You can have your soil professionally tested or you can check it yourself using a pH tester. (Some cost less than $10 at online retailers or garden stores.) Masley, who builds and maintains organic gardens, says he almost never tests for pH because adding organic matter to the soil seems to smooth out most problems.

“Plants grown in soil with lots of organic matter have healthier roots,” he said. “If you’re growing organically and put in good-quality compost, the nutrient availability is so much higher you never have to worry about pH.”

Some SoCal gardeners add about 50% sphagnum peat moss to their soil when planting acid-loving plants such as blueberries and azaleas, because it helps lower acidity. But using peat moss has become controversial, Savio said, because people are worried about depleting the natural bogs from which it comes.

Chasmanthe plant grown by Yvonne Savio at her garden in Pasadena.
(Gary Coronado / Los Angeles Times)

Peat moss is also used to help soils retain moisture and improve drainage, but for that use Masley said he prefers coconut coir because if peat moss ever dries out, it will repel water.


“Coconut coir almost always will soak [up] moisture from the air, but peat moss has to be watered frequently or it will dry out,” Masley said. “People buy these little six-packs of plants mixed with peat moss, and if they dry out, they can never get enough water after that. So if you’re going to use peat moss, make sure it’s never dried out and that it’s buried toward the bottom of the hole. Then use coconut coir on top, as a mulch, because it always stays moist.”

Here are three steps to building better soil.


What and how much to add

Unless you’re making your own compost and aged manure (fresh manure will kill your plants), you’ll be buying bags, generally about 1 cubic foot, at your nursery or hardware store.

For a new 4-by-10-foot garden space, Savio recommends three bags of organic compost, three bags of composted steer manure (chicken manure can be too strong) and one bag of super-premium compost, such as Bu’s Blend by Malibu Compost or Bumper Crop by Coast of Maine Organic Products.

Yvonne Savio works on her compost bin, a mix of green matter, clippings from the kitchen and brown matter.
(Gary Coronado / Los Angeles Times)

These premium composts are usually inoculated with beneficial mycorrhizal fungi and other additives designed to build strong roots, and a little goes a long way, Savio said.


Spade it in, water well — then wait

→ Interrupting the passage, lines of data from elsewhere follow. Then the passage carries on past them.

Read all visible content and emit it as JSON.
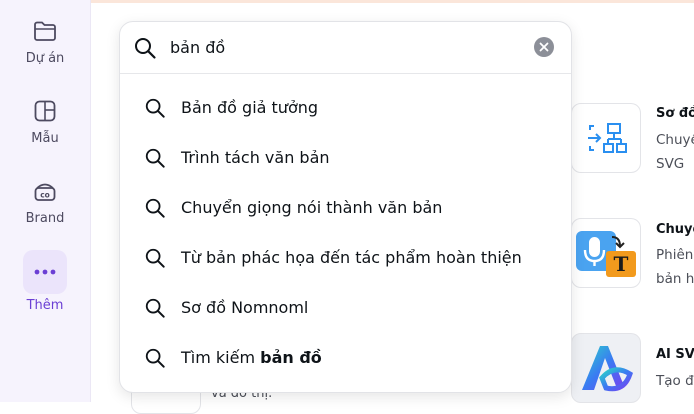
{
  "sidebar": {
    "items": [
      {
        "label": "Dự án",
        "icon": "folder-icon"
      },
      {
        "label": "Mẫu",
        "icon": "template-icon"
      },
      {
        "label": "Brand",
        "icon": "brand-icon"
      },
      {
        "label": "Thêm",
        "icon": "more-dots-icon"
      }
    ]
  },
  "search": {
    "value": "bản đồ",
    "suggestions": [
      "Bản đồ giả tưởng",
      "Trình tách văn bản",
      "Chuyển giọng nói thành văn bản",
      "Từ bản phác họa đến tác phẩm hoàn thiện",
      "Sơ đồ Nomnoml"
    ],
    "last_suggestion_prefix": "Tìm kiếm ",
    "last_suggestion_query": "bản đồ"
  },
  "cards": [
    {
      "title": "Sơ đồ",
      "desc1": "Chuyể",
      "desc2": "SVG",
      "icon": "diagram-svg-icon"
    },
    {
      "title": "Chuyể",
      "desc1": "Phiên",
      "desc2": "bản h",
      "icon": "speech-to-text-icon"
    },
    {
      "title": "AI SVG",
      "desc1": "Tạo đ",
      "desc2": "",
      "icon": "ai-svg-logo-icon"
    }
  ],
  "underlying_text": "và đồ thị.",
  "colors": {
    "accent": "#6b3fd4",
    "sidebar_bg": "#f6f3fd",
    "more_bg": "#ebe4fb"
  }
}
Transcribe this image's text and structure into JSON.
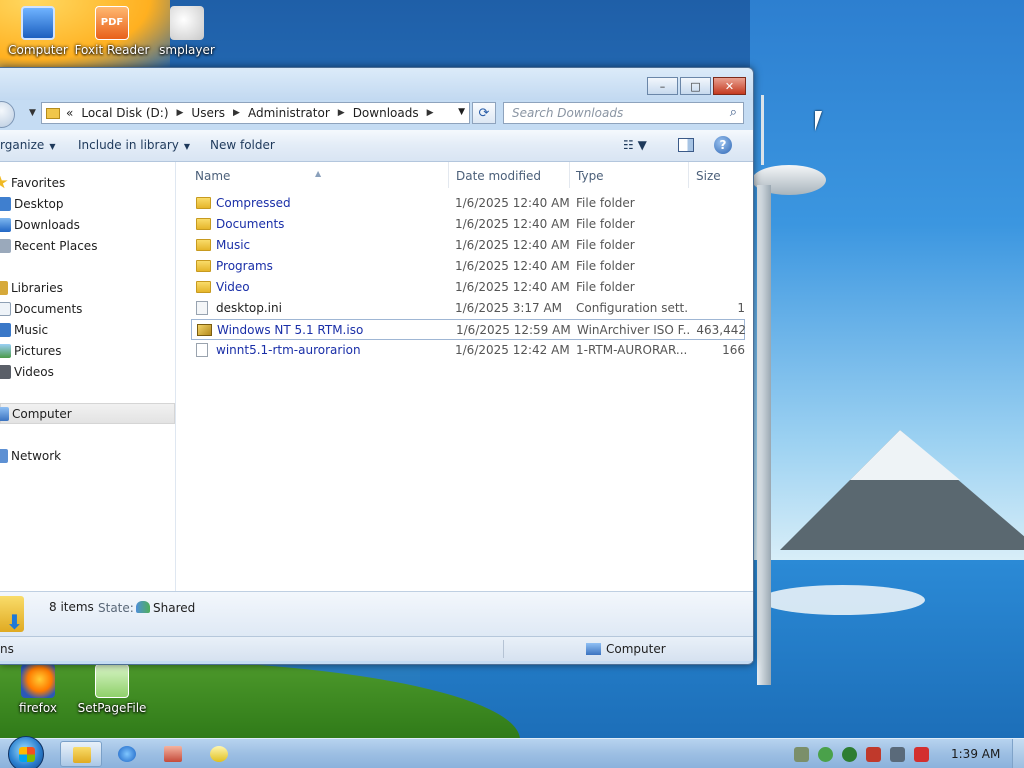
{
  "desktop": {
    "icons_top": [
      {
        "label": "Computer",
        "icon": "computer-icon"
      },
      {
        "label": "Foxit Reader",
        "icon": "pdf-icon",
        "glyph": "PDF"
      },
      {
        "label": "smplayer",
        "icon": "smplayer-icon"
      }
    ],
    "icons_bottom": [
      {
        "label": "firefox",
        "icon": "firefox-icon"
      },
      {
        "label": "SetPageFile",
        "icon": "setpagefile-icon"
      }
    ]
  },
  "window": {
    "caption_buttons": {
      "minimize": "–",
      "maximize": "□",
      "close": "✕"
    },
    "address": {
      "overflow": "«",
      "crumbs": [
        "Local Disk (D:)",
        "Users",
        "Administrator",
        "Downloads"
      ],
      "separator": "▶",
      "dropdown": "▼"
    },
    "refresh_glyph": "⟳",
    "search": {
      "placeholder": "Search Downloads",
      "icon": "search-icon",
      "glyph": "⌕"
    },
    "toolbar": {
      "organize": "rganize",
      "include_in_library": "Include in library",
      "new_folder": "New folder",
      "views_glyph": "☷ ▼",
      "help_glyph": "?"
    },
    "navpane": {
      "items": [
        {
          "label": "Favorites",
          "icon": "star-icon"
        },
        {
          "label": "Desktop",
          "icon": "desktop-icon"
        },
        {
          "label": "Downloads",
          "icon": "downloads-icon"
        },
        {
          "label": "Recent Places",
          "icon": "recent-places-icon"
        },
        {
          "label": "Libraries",
          "icon": "libraries-icon"
        },
        {
          "label": "Documents",
          "icon": "documents-icon"
        },
        {
          "label": "Music",
          "icon": "music-icon"
        },
        {
          "label": "Pictures",
          "icon": "pictures-icon"
        },
        {
          "label": "Videos",
          "icon": "videos-icon"
        },
        {
          "label": "Computer",
          "icon": "computer-icon"
        },
        {
          "label": "Network",
          "icon": "network-icon"
        }
      ]
    },
    "columns": {
      "name": "Name",
      "date_modified": "Date modified",
      "type": "Type",
      "size": "Size",
      "sort_glyph": "▲"
    },
    "files": [
      {
        "name": "Compressed",
        "date": "1/6/2025 12:40 AM",
        "type": "File folder",
        "size": "",
        "kind": "folder"
      },
      {
        "name": "Documents",
        "date": "1/6/2025 12:40 AM",
        "type": "File folder",
        "size": "",
        "kind": "folder"
      },
      {
        "name": "Music",
        "date": "1/6/2025 12:40 AM",
        "type": "File folder",
        "size": "",
        "kind": "folder"
      },
      {
        "name": "Programs",
        "date": "1/6/2025 12:40 AM",
        "type": "File folder",
        "size": "",
        "kind": "folder"
      },
      {
        "name": "Video",
        "date": "1/6/2025 12:40 AM",
        "type": "File folder",
        "size": "",
        "kind": "folder"
      },
      {
        "name": "desktop.ini",
        "date": "1/6/2025 3:17 AM",
        "type": "Configuration sett...",
        "size": "1",
        "kind": "ini"
      },
      {
        "name": "Windows NT 5.1 RTM.iso",
        "date": "1/6/2025 12:59 AM",
        "type": "WinArchiver ISO F...",
        "size": "463,442",
        "kind": "iso"
      },
      {
        "name": "winnt5.1-rtm-aurorarion",
        "date": "1/6/2025 12:42 AM",
        "type": "1-RTM-AURORAR...",
        "size": "166",
        "kind": "file"
      }
    ],
    "scrollbar": {
      "left": "◀",
      "right": "▶",
      "grip": "|||"
    },
    "details": {
      "count": "8 items",
      "state_label": "State:",
      "state_value": "Shared",
      "arrow": "⬇"
    },
    "statusbar": {
      "left_text": "ns",
      "right_text": "Computer"
    }
  },
  "taskbar": {
    "buttons": [
      {
        "name": "windows-explorer",
        "active": true
      },
      {
        "name": "internet-explorer",
        "active": false
      },
      {
        "name": "app-3",
        "active": false
      },
      {
        "name": "app-4",
        "active": false
      }
    ],
    "clock": "1:39 AM"
  }
}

Your organic amendments should make up at least 30% of your garden plot, Savio said. Evenly spread your bags of amendments and then spade or fork them into the soil, to at least one spade’s depth. The idea is to mix them with the native soil. Then water well and — attention! — wait to plant for at least two weeks.

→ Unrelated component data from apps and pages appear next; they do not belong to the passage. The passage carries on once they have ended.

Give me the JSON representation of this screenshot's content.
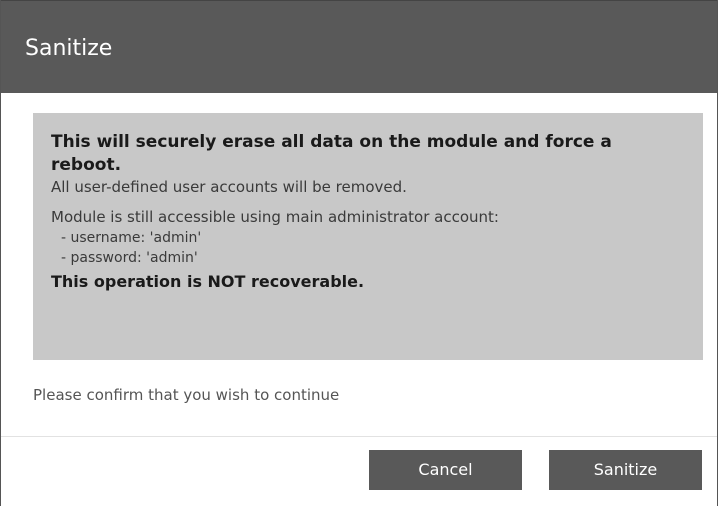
{
  "dialog": {
    "title": "Sanitize",
    "warning": {
      "headline": "This will securely erase all data on the module and force a reboot.",
      "line1": "All user-defined user accounts will be removed.",
      "line2": "Module is still accessible using main administrator account:",
      "username_line": "- username: 'admin'",
      "password_line": "- password: 'admin'",
      "irreversible": "This operation is NOT recoverable."
    },
    "confirm_text": "Please confirm that you wish to continue",
    "buttons": {
      "cancel": "Cancel",
      "sanitize": "Sanitize"
    }
  }
}
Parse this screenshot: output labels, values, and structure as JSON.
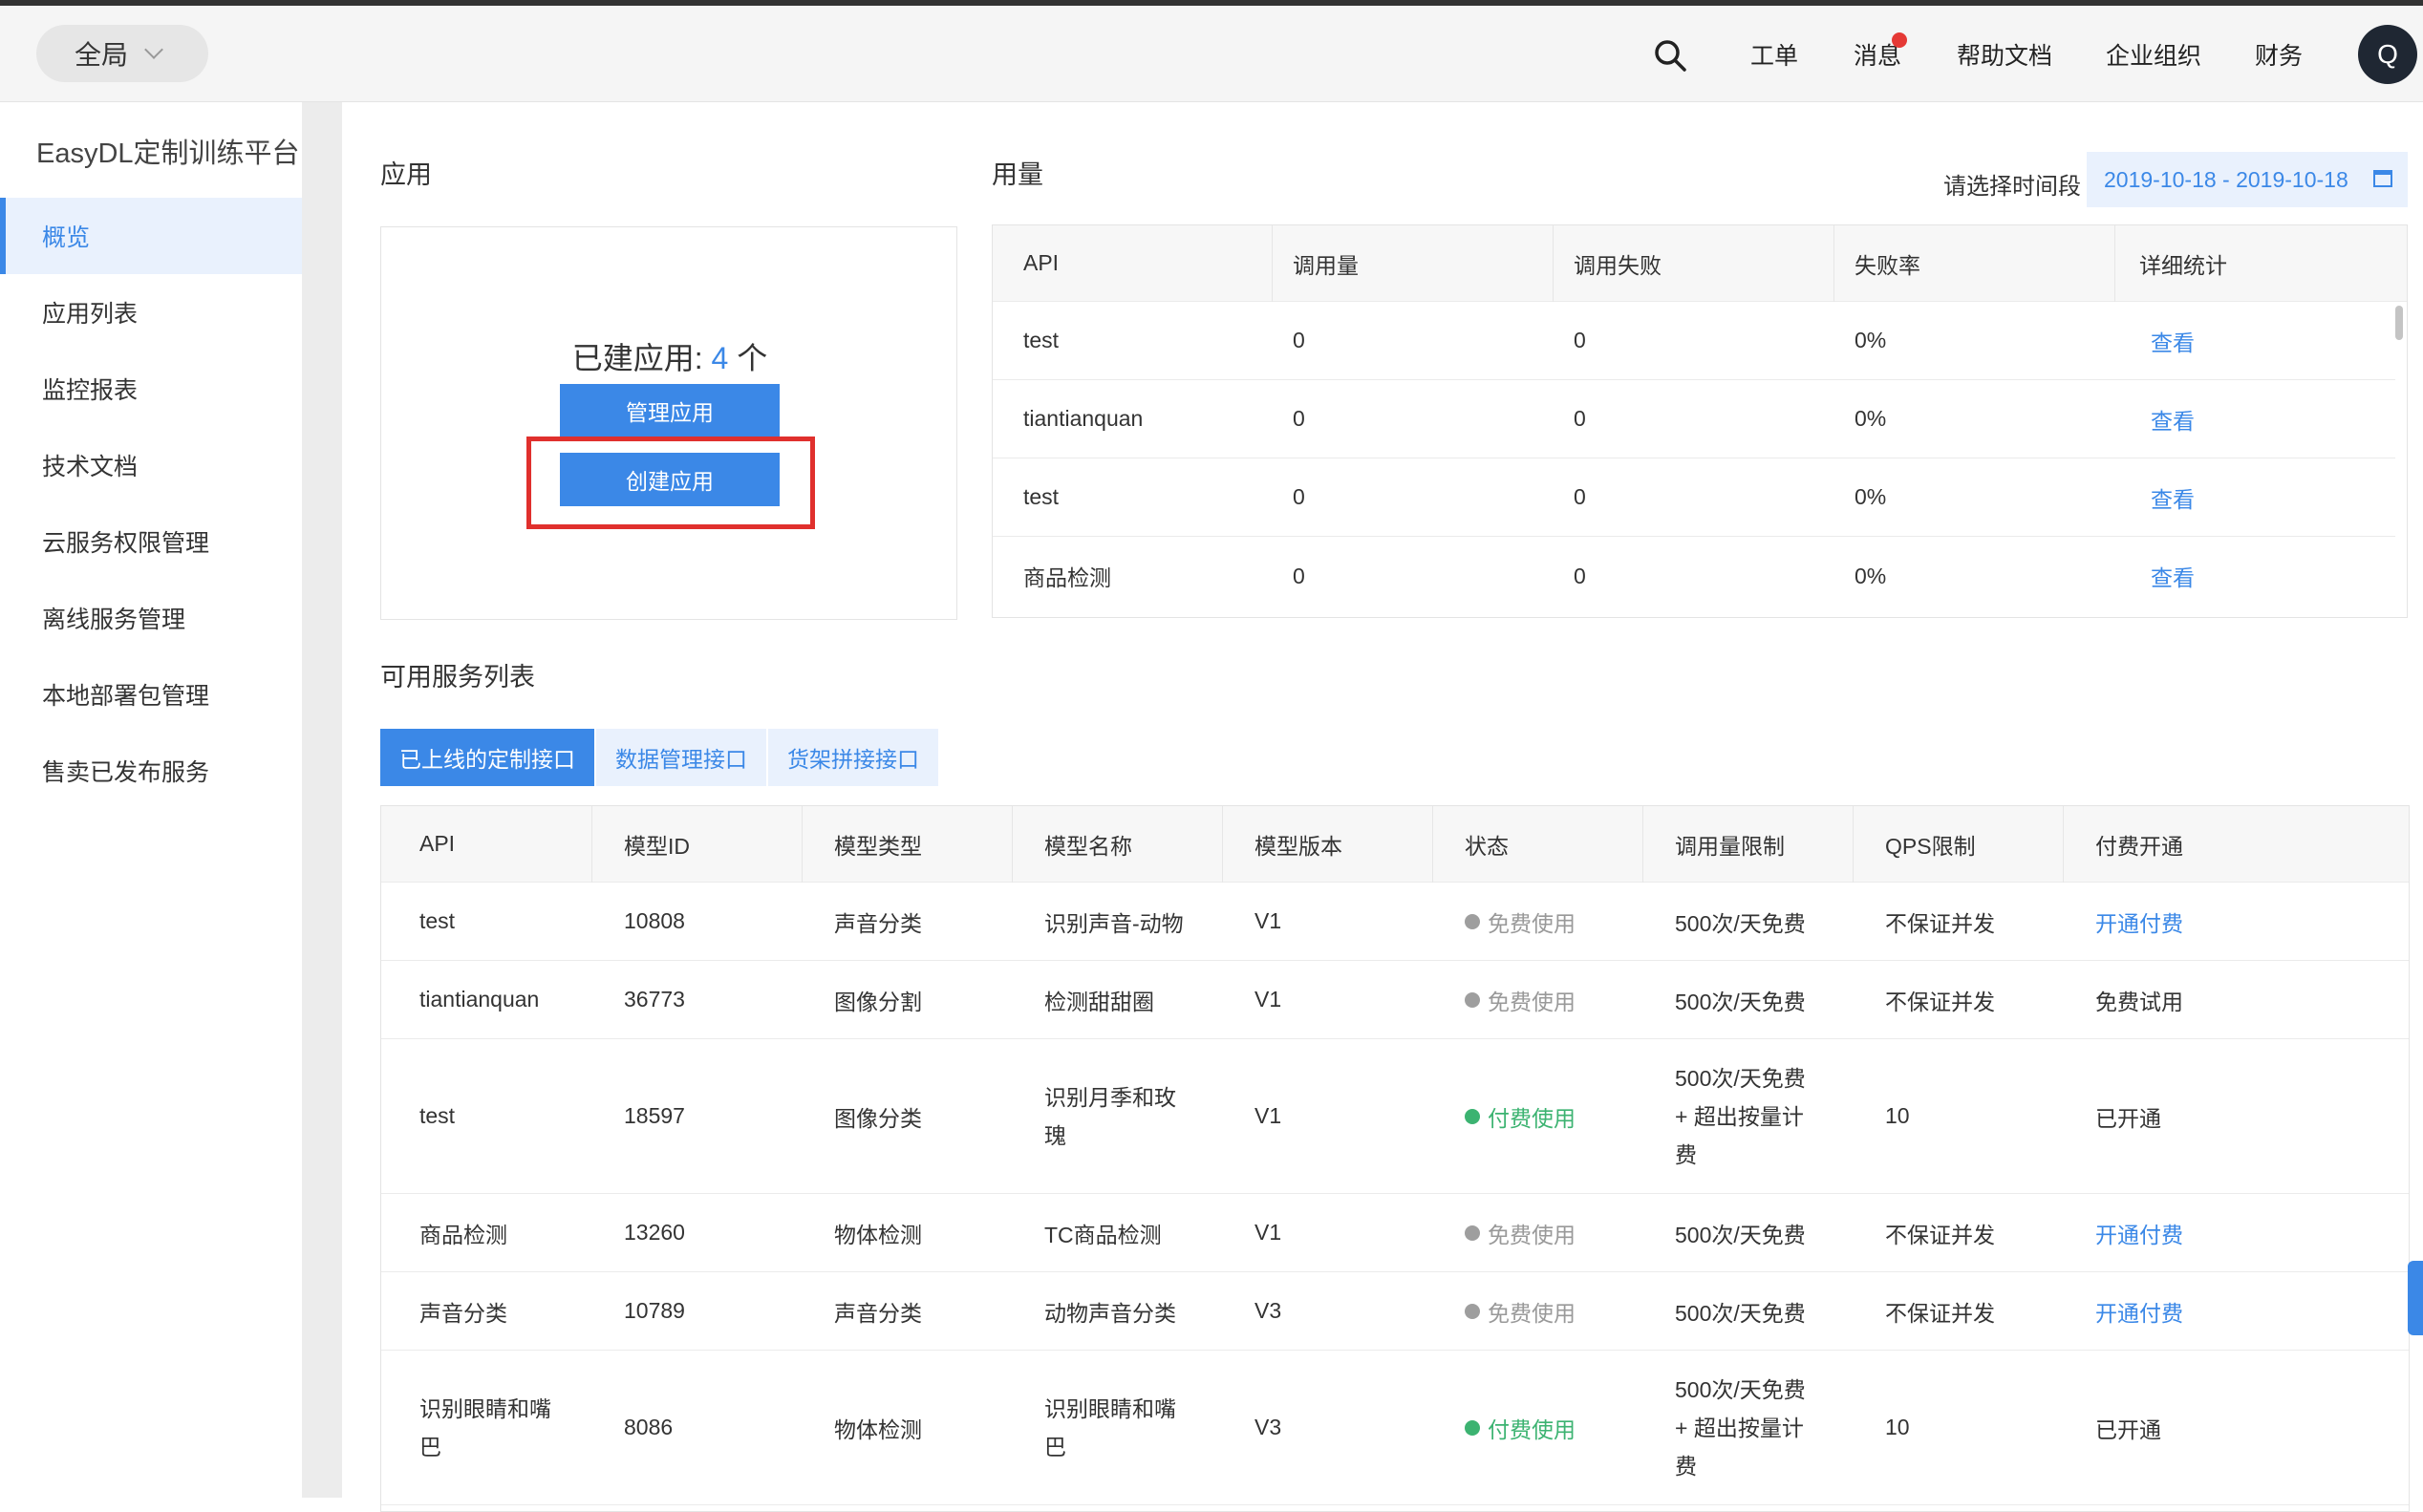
{
  "header": {
    "scope": "全局",
    "nav": [
      {
        "label": "工单"
      },
      {
        "label": "消息"
      },
      {
        "label": "帮助文档"
      },
      {
        "label": "企业组织"
      },
      {
        "label": "财务"
      }
    ],
    "avatar": "Q"
  },
  "sidebar": {
    "title": "EasyDL定制训练平台",
    "items": [
      {
        "label": "概览",
        "active": true
      },
      {
        "label": "应用列表"
      },
      {
        "label": "监控报表"
      },
      {
        "label": "技术文档"
      },
      {
        "label": "云服务权限管理"
      },
      {
        "label": "离线服务管理"
      },
      {
        "label": "本地部署包管理"
      },
      {
        "label": "售卖已发布服务"
      }
    ]
  },
  "app": {
    "title": "应用",
    "count_label": "已建应用: ",
    "count": "4",
    "count_unit": " 个",
    "manage": "管理应用",
    "create": "创建应用"
  },
  "usage": {
    "title": "用量",
    "date_label": "请选择时间段",
    "date_range": "2019-10-18 - 2019-10-18",
    "headers": [
      "API",
      "调用量",
      "调用失败",
      "失败率",
      "详细统计"
    ],
    "rows": [
      {
        "api": "test",
        "calls": "0",
        "fails": "0",
        "rate": "0%",
        "detail": "查看"
      },
      {
        "api": "tiantianquan",
        "calls": "0",
        "fails": "0",
        "rate": "0%",
        "detail": "查看"
      },
      {
        "api": "test",
        "calls": "0",
        "fails": "0",
        "rate": "0%",
        "detail": "查看"
      },
      {
        "api": "商品检测",
        "calls": "0",
        "fails": "0",
        "rate": "0%",
        "detail": "查看"
      }
    ]
  },
  "services": {
    "title": "可用服务列表",
    "tabs": [
      "已上线的定制接口",
      "数据管理接口",
      "货架拼接接口"
    ],
    "headers": [
      "API",
      "模型ID",
      "模型类型",
      "模型名称",
      "模型版本",
      "状态",
      "调用量限制",
      "QPS限制",
      "付费开通"
    ],
    "rows": [
      {
        "api": [
          "test"
        ],
        "id": "10808",
        "type": "声音分类",
        "name": [
          "识别声音-动物"
        ],
        "ver": "V1",
        "status": "免费使用",
        "paid": false,
        "limit": [
          "500次/天免费"
        ],
        "qps": "不保证并发",
        "open": "开通付费",
        "open_link": true
      },
      {
        "api": [
          "tiantianquan"
        ],
        "id": "36773",
        "type": "图像分割",
        "name": [
          "检测甜甜圈"
        ],
        "ver": "V1",
        "status": "免费使用",
        "paid": false,
        "limit": [
          "500次/天免费"
        ],
        "qps": "不保证并发",
        "open": "免费试用",
        "open_link": false
      },
      {
        "api": [
          "test"
        ],
        "id": "18597",
        "type": "图像分类",
        "name": [
          "识别月季和玫",
          "瑰"
        ],
        "ver": "V1",
        "status": "付费使用",
        "paid": true,
        "limit": [
          "500次/天免费",
          "+ 超出按量计",
          "费"
        ],
        "qps": "10",
        "open": "已开通",
        "open_link": false
      },
      {
        "api": [
          "商品检测"
        ],
        "id": "13260",
        "type": "物体检测",
        "name": [
          "TC商品检测"
        ],
        "ver": "V1",
        "status": "免费使用",
        "paid": false,
        "limit": [
          "500次/天免费"
        ],
        "qps": "不保证并发",
        "open": "开通付费",
        "open_link": true
      },
      {
        "api": [
          "声音分类"
        ],
        "id": "10789",
        "type": "声音分类",
        "name": [
          "动物声音分类"
        ],
        "ver": "V3",
        "status": "免费使用",
        "paid": false,
        "limit": [
          "500次/天免费"
        ],
        "qps": "不保证并发",
        "open": "开通付费",
        "open_link": true
      },
      {
        "api": [
          "识别眼睛和嘴",
          "巴"
        ],
        "id": "8086",
        "type": "物体检测",
        "name": [
          "识别眼睛和嘴",
          "巴"
        ],
        "ver": "V3",
        "status": "付费使用",
        "paid": true,
        "limit": [
          "500次/天免费",
          "+ 超出按量计",
          "费"
        ],
        "qps": "10",
        "open": "已开通",
        "open_link": false
      }
    ]
  }
}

“Many people try to do this over a weekend, add their amendments, plant their seedlings and then wonder why everything is dying,” Savio said. “The water is going to activate everything, and the soil is going to heat up, to the point that you can’t put your hand in it without being uncomfortable. It will cool down in a couple weeks’ time, but don’t plant anything until you can stick your hand fully into the soil, at least 4 inches down, and be comfortable.”


Remember the mulch

Yvonne Savio uses water to melt the coffee grounds into the soil in her garden.
(Gary Coronado / Los Angeles Times)

Once you plant, add some organic mulch around the plants to retain moisture, keep down weeds and continue feeding the soil. Mulch doesn’t have to be expensive. Bark and leaves from most trees provide excellent cover, but avoid walnut leaves, which are toxic to many plants, and eucalyptus, which takes too long to break down, Masley said. And stay away from wood products, such as sawdust, which suck nitrogen from the soil.

Savio uses coffee grounds, which she collects from coffee shops near her Pasadena home. She spreads the grounds thinly around her plants. Don’t go much deeper than a half-inch, she said, because thick grounds will form a crust that keeps water from seeping through. If you want to collect coffee grounds, Savio recommends visiting coffee shops and even grocery stores that offer coffee to shoppers and ask whether they will give you their grounds. Some places bag their own, Savio said, but others will want you to provide buckets to be filled.